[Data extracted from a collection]
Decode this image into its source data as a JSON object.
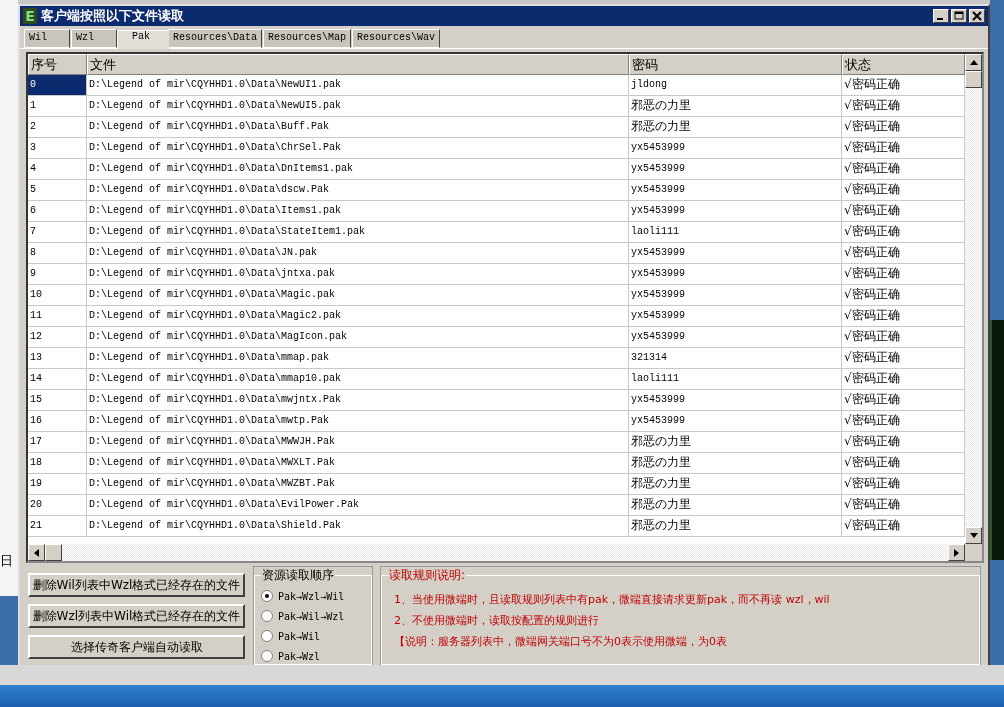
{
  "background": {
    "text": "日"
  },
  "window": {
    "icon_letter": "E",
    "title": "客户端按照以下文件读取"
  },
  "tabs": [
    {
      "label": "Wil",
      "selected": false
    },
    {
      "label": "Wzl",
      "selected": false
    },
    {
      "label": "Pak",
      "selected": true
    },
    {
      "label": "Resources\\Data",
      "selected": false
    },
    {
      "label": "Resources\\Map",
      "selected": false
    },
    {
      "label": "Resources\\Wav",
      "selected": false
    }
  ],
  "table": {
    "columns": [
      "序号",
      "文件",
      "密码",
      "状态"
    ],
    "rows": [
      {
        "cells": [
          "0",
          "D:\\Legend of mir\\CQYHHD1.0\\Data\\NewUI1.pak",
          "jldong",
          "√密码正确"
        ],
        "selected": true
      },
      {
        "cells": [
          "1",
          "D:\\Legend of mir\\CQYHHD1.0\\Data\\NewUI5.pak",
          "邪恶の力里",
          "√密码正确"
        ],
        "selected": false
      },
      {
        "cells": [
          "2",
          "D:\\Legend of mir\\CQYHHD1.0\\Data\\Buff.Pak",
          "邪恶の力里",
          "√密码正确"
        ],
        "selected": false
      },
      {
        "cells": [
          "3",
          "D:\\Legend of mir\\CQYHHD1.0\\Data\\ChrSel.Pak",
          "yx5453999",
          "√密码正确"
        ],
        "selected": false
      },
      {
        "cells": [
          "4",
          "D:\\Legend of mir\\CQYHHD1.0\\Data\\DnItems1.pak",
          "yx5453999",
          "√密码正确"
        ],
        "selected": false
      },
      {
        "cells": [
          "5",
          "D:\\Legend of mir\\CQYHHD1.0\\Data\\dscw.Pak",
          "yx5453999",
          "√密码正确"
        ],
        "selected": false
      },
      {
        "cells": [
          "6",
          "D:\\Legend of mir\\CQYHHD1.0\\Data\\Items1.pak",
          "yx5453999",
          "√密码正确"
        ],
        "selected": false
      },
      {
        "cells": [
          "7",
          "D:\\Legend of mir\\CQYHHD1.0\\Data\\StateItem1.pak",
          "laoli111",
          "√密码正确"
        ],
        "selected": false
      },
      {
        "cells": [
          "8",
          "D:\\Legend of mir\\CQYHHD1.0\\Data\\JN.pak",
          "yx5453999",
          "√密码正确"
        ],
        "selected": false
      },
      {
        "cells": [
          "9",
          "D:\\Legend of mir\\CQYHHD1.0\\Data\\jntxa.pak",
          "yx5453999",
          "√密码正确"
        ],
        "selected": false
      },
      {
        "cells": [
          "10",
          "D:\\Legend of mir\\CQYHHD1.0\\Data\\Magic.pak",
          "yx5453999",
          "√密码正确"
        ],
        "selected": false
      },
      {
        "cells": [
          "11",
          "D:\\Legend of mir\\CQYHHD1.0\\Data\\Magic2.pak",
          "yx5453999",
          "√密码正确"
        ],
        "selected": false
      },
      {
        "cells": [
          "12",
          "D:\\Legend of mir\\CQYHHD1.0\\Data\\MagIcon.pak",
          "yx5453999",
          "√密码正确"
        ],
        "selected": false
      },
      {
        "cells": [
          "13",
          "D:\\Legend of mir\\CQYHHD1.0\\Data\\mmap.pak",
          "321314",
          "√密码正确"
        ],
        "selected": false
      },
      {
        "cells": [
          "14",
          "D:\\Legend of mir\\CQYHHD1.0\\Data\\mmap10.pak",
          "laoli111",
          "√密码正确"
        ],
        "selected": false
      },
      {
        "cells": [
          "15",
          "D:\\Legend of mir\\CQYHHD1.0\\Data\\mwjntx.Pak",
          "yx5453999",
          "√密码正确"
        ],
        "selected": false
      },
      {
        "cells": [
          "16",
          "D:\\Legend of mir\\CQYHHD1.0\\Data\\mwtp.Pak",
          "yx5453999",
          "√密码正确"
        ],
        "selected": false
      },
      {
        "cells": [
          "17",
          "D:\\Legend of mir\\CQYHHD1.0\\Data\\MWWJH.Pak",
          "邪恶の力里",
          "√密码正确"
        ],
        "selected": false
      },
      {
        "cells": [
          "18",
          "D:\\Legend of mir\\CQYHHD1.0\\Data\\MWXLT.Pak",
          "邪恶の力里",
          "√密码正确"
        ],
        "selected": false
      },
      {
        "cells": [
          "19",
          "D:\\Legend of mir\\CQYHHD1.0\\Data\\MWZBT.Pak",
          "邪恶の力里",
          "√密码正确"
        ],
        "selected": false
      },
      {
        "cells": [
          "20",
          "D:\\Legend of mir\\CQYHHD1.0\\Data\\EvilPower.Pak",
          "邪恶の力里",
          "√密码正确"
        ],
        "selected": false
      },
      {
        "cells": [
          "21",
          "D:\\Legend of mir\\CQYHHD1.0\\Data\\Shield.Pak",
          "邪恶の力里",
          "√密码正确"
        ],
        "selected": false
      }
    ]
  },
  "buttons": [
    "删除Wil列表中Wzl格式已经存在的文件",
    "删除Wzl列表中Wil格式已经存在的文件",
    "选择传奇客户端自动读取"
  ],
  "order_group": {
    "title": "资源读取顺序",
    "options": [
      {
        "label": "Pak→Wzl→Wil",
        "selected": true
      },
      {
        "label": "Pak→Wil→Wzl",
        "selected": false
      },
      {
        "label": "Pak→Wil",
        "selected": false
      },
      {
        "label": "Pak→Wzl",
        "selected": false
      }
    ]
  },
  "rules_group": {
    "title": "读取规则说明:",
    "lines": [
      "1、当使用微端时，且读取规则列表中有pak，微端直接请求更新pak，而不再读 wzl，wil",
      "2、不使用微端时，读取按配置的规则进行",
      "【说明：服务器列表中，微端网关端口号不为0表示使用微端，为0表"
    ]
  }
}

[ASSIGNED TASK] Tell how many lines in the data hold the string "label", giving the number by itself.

[TASK RESPONSE] 10